[Your assignment]: What you return must match the entries word for word, minus the pictures.

[Material for this exercise]:

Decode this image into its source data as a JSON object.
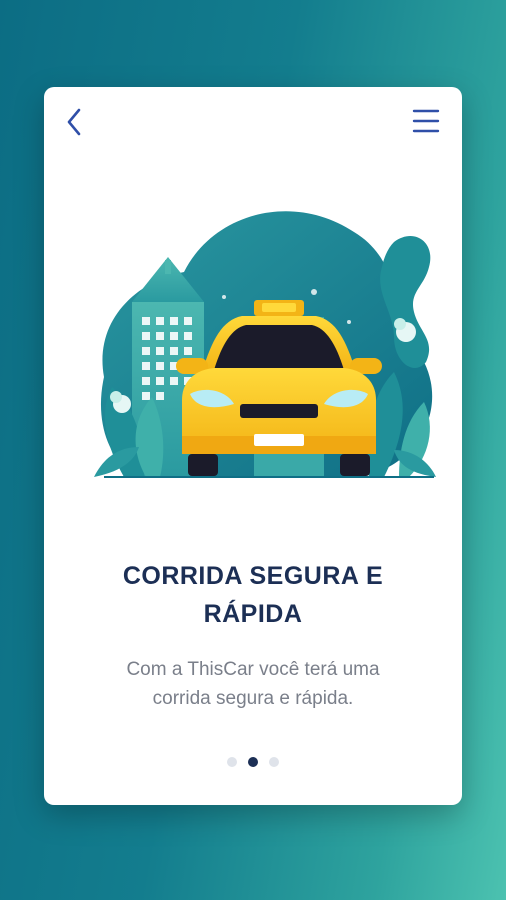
{
  "icons": {
    "back": "chevron-left-icon",
    "menu": "hamburger-menu-icon",
    "pin": "location-pin-icon"
  },
  "onboarding": {
    "title": "CORRIDA SEGURA E\nRÁPIDA",
    "description": "Com a ThisCar você terá uma\ncorrida segura e rápida.",
    "page_indicator": {
      "total": 3,
      "active_index": 1
    }
  },
  "colors": {
    "accent_blue": "#2f4fa8",
    "title_navy": "#1c2f55",
    "taxi_yellow": "#f7c21a",
    "teal": "#1f8f98",
    "pin_red": "#e84b3c"
  }
}
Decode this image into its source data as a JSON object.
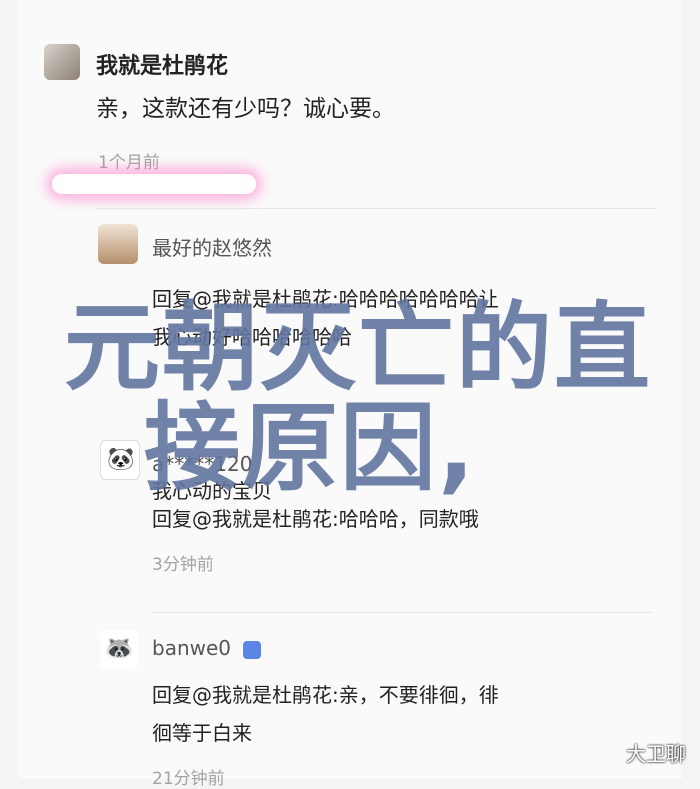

[Written solution]:
Decode this image into its source data as a JSON object.
{
  "icons": {
    "back": "chevron-left-icon",
    "menu": "hamburger-menu-icon",
    "pin": "location-pin-icon"
  },
  "onboarding": {
    "title": "CORRIDA SEGURA E\nRÁPIDA",
    "description": "Com a ThisCar você terá uma\ncorrida segura e rápida.",
    "page_indicator": {
      "total": 3,
      "active_index": 1
    }
  },
  "colors": {
    "accent_blue": "#2f4fa8",
    "title_navy": "#1c2f55",
    "taxi_yellow": "#f7c21a",
    "teal": "#1f8f98",
    "pin_red": "#e84b3c"
  }
}
Decode this image into its source data as a JSON object.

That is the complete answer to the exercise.